_Required work_.
The entries should be restated word for word.

[Dataset rows describing interfaces]
________________________________________
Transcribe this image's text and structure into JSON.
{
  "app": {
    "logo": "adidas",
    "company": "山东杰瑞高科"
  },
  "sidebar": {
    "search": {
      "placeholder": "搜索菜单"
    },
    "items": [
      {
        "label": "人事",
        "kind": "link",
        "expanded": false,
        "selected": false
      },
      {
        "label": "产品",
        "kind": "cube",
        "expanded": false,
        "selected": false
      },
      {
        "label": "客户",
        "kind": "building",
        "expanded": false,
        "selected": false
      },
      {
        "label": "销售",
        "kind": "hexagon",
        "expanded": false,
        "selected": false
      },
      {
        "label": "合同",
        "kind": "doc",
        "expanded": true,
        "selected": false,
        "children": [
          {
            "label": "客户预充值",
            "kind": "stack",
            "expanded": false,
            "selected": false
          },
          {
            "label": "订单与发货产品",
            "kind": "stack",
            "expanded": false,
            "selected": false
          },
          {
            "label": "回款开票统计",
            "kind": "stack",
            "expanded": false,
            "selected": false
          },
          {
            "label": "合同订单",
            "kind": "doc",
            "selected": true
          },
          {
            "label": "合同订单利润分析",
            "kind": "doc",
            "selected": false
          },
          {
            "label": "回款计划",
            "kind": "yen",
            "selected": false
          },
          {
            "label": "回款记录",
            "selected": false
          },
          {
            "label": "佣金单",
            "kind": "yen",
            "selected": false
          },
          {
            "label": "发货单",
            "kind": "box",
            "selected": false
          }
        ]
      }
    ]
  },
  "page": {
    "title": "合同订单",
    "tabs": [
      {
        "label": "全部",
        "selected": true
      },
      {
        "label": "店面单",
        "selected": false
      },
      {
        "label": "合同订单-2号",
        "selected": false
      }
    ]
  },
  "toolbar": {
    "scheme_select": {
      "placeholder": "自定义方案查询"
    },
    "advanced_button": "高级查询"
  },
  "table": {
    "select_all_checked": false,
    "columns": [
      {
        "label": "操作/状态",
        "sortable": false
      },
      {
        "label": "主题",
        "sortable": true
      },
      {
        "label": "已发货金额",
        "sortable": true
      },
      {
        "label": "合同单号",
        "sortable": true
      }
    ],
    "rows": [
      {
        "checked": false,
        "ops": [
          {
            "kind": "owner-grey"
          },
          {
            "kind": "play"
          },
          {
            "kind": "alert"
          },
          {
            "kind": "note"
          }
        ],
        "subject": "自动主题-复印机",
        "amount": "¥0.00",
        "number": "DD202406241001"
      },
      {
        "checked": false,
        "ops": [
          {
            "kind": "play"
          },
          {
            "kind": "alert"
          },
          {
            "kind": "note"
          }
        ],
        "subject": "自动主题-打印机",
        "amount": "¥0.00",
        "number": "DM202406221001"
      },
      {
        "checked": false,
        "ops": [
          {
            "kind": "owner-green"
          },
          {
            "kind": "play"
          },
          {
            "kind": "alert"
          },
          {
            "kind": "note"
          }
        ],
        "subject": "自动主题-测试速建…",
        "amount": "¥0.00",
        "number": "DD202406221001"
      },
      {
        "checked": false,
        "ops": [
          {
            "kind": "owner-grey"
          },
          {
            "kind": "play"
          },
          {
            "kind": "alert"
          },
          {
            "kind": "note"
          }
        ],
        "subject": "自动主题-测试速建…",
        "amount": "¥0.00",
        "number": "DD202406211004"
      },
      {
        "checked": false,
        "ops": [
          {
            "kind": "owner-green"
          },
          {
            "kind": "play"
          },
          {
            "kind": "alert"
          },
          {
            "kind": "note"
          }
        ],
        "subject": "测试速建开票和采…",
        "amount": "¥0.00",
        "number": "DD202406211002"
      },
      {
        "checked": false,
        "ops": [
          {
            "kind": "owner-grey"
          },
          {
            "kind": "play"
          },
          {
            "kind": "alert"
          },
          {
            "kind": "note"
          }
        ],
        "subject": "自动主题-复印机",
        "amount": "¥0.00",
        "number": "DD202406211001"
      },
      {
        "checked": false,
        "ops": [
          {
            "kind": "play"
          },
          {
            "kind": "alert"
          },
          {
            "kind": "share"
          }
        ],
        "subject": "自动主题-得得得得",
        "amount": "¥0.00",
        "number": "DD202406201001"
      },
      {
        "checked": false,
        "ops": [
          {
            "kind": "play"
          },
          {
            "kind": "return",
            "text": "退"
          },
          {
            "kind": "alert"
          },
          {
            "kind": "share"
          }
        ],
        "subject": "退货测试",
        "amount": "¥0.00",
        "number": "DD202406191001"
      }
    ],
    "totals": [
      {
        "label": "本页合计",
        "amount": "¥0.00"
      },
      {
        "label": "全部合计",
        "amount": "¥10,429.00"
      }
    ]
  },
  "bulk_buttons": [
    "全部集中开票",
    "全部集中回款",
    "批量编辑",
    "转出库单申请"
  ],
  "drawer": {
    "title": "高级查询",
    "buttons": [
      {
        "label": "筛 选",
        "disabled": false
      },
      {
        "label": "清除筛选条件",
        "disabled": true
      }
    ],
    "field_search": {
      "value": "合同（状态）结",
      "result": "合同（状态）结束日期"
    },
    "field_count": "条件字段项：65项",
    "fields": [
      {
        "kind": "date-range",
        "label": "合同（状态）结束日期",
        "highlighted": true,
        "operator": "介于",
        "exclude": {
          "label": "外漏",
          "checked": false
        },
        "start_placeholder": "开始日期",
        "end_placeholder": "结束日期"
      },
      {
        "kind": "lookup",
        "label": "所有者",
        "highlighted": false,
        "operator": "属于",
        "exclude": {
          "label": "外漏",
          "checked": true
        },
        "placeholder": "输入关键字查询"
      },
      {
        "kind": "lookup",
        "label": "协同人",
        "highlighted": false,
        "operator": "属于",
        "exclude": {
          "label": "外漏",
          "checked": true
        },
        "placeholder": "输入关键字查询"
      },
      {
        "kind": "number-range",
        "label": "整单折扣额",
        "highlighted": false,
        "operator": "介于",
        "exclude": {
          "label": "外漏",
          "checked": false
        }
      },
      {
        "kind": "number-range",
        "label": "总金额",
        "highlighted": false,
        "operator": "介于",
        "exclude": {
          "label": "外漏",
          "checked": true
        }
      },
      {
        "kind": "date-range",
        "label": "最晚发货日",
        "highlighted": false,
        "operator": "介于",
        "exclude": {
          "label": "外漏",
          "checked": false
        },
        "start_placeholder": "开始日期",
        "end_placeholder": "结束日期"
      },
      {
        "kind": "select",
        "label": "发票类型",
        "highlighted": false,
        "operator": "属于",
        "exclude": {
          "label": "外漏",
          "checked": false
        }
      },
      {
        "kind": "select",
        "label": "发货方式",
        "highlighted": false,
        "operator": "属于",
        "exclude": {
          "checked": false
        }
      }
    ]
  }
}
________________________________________
_Output below_.
Transcribe this image's text and structure into JSON.
{
  "app": {
    "logo": "adidas",
    "company": "山东杰瑞高科"
  },
  "sidebar": {
    "search": {
      "placeholder": "搜索菜单"
    },
    "items": [
      {
        "label": "人事",
        "kind": "link",
        "expanded": false,
        "selected": false
      },
      {
        "label": "产品",
        "kind": "cube",
        "expanded": false,
        "selected": false
      },
      {
        "label": "客户",
        "kind": "building",
        "expanded": false,
        "selected": false
      },
      {
        "label": "销售",
        "kind": "hexagon",
        "expanded": false,
        "selected": false
      },
      {
        "label": "合同",
        "kind": "doc",
        "expanded": true,
        "selected": false,
        "children": [
          {
            "label": "客户预充值",
            "kind": "stack",
            "expanded": false,
            "selected": false
          },
          {
            "label": "订单与发货产品",
            "kind": "stack",
            "expanded": false,
            "selected": false
          },
          {
            "label": "回款开票统计",
            "kind": "stack",
            "expanded": false,
            "selected": false
          },
          {
            "label": "合同订单",
            "kind": "doc",
            "selected": true
          },
          {
            "label": "合同订单利润分析",
            "kind": "doc",
            "selected": false
          },
          {
            "label": "回款计划",
            "kind": "yen",
            "selected": false
          },
          {
            "label": "回款记录",
            "selected": false
          },
          {
            "label": "佣金单",
            "kind": "yen",
            "selected": false
          },
          {
            "label": "发货单",
            "kind": "box",
            "selected": false
          }
        ]
      }
    ]
  },
  "page": {
    "title": "合同订单",
    "tabs": [
      {
        "label": "全部",
        "selected": true
      },
      {
        "label": "店面单",
        "selected": false
      },
      {
        "label": "合同订单-2号",
        "selected": false
      }
    ]
  },
  "toolbar": {
    "scheme_select": {
      "placeholder": "自定义方案查询"
    },
    "advanced_button": "高级查询"
  },
  "table": {
    "select_all_checked": false,
    "columns": [
      {
        "label": "操作/状态",
        "sortable": false
      },
      {
        "label": "主题",
        "sortable": true
      },
      {
        "label": "已发货金额",
        "sortable": true
      },
      {
        "label": "合同单号",
        "sortable": true
      }
    ],
    "rows": [
      {
        "checked": false,
        "ops": [
          {
            "kind": "owner-grey"
          },
          {
            "kind": "play"
          },
          {
            "kind": "alert"
          },
          {
            "kind": "note"
          }
        ],
        "subject": "自动主题-复印机",
        "amount": "¥0.00",
        "number": "DD202406241001"
      },
      {
        "checked": false,
        "ops": [
          {
            "kind": "play"
          },
          {
            "kind": "alert"
          },
          {
            "kind": "note"
          }
        ],
        "subject": "自动主题-打印机",
        "amount": "¥0.00",
        "number": "DM202406221001"
      },
      {
        "checked": false,
        "ops": [
          {
            "kind": "owner-green"
          },
          {
            "kind": "play"
          },
          {
            "kind": "alert"
          },
          {
            "kind": "note"
          }
        ],
        "subject": "自动主题-测试速建…",
        "amount": "¥0.00",
        "number": "DD202406221001"
      },
      {
        "checked": false,
        "ops": [
          {
            "kind": "owner-grey"
          },
          {
            "kind": "play"
          },
          {
            "kind": "alert"
          },
          {
            "kind": "note"
          }
        ],
        "subject": "自动主题-测试速建…",
        "amount": "¥0.00",
        "number": "DD202406211004"
      },
      {
        "checked": false,
        "ops": [
          {
            "kind": "owner-green"
          },
          {
            "kind": "play"
          },
          {
            "kind": "alert"
          },
          {
            "kind": "note"
          }
        ],
        "subject": "测试速建开票和采…",
        "amount": "¥0.00",
        "number": "DD202406211002"
      },
      {
        "checked": false,
        "ops": [
          {
            "kind": "owner-grey"
          },
          {
            "kind": "play"
          },
          {
            "kind": "alert"
          },
          {
            "kind": "note"
          }
        ],
        "subject": "自动主题-复印机",
        "amount": "¥0.00",
        "number": "DD202406211001"
      },
      {
        "checked": false,
        "ops": [
          {
            "kind": "play"
          },
          {
            "kind": "alert"
          },
          {
            "kind": "share"
          }
        ],
        "subject": "自动主题-得得得得",
        "amount": "¥0.00",
        "number": "DD202406201001"
      },
      {
        "checked": false,
        "ops": [
          {
            "kind": "play"
          },
          {
            "kind": "return",
            "text": "退"
          },
          {
            "kind": "alert"
          },
          {
            "kind": "share"
          }
        ],
        "subject": "退货测试",
        "amount": "¥0.00",
        "number": "DD202406191001"
      }
    ],
    "totals": [
      {
        "label": "本页合计",
        "amount": "¥0.00"
      },
      {
        "label": "全部合计",
        "amount": "¥10,429.00"
      }
    ]
  },
  "bulk_buttons": [
    "全部集中开票",
    "全部集中回款",
    "批量编辑",
    "转出库单申请"
  ],
  "drawer": {
    "title": "高级查询",
    "buttons": [
      {
        "label": "筛 选",
        "disabled": false
      },
      {
        "label": "清除筛选条件",
        "disabled": true
      }
    ],
    "field_search": {
      "value": "合同（状态）结",
      "result": "合同（状态）结束日期"
    },
    "field_count": "条件字段项：65项",
    "fields": [
      {
        "kind": "date-range",
        "label": "合同（状态）结束日期",
        "highlighted": true,
        "operator": "介于",
        "exclude": {
          "label": "外漏",
          "checked": false
        },
        "start_placeholder": "开始日期",
        "end_placeholder": "结束日期"
      },
      {
        "kind": "lookup",
        "label": "所有者",
        "highlighted": false,
        "operator": "属于",
        "exclude": {
          "label": "外漏",
          "checked": true
        },
        "placeholder": "输入关键字查询"
      },
      {
        "kind": "lookup",
        "label": "协同人",
        "highlighted": false,
        "operator": "属于",
        "exclude": {
          "label": "外漏",
          "checked": true
        },
        "placeholder": "输入关键字查询"
      },
      {
        "kind": "number-range",
        "label": "整单折扣额",
        "highlighted": false,
        "operator": "介于",
        "exclude": {
          "label": "外漏",
          "checked": false
        }
      },
      {
        "kind": "number-range",
        "label": "总金额",
        "highlighted": false,
        "operator": "介于",
        "exclude": {
          "label": "外漏",
          "checked": true
        }
      },
      {
        "kind": "date-range",
        "label": "最晚发货日",
        "highlighted": false,
        "operator": "介于",
        "exclude": {
          "label": "外漏",
          "checked": false
        },
        "start_placeholder": "开始日期",
        "end_placeholder": "结束日期"
      },
      {
        "kind": "select",
        "label": "发票类型",
        "highlighted": false,
        "operator": "属于",
        "exclude": {
          "label": "外漏",
          "checked": false
        }
      },
      {
        "kind": "select",
        "label": "发货方式",
        "highlighted": false,
        "operator": "属于",
        "exclude": {
          "checked": false
        }
      }
    ]
  }
}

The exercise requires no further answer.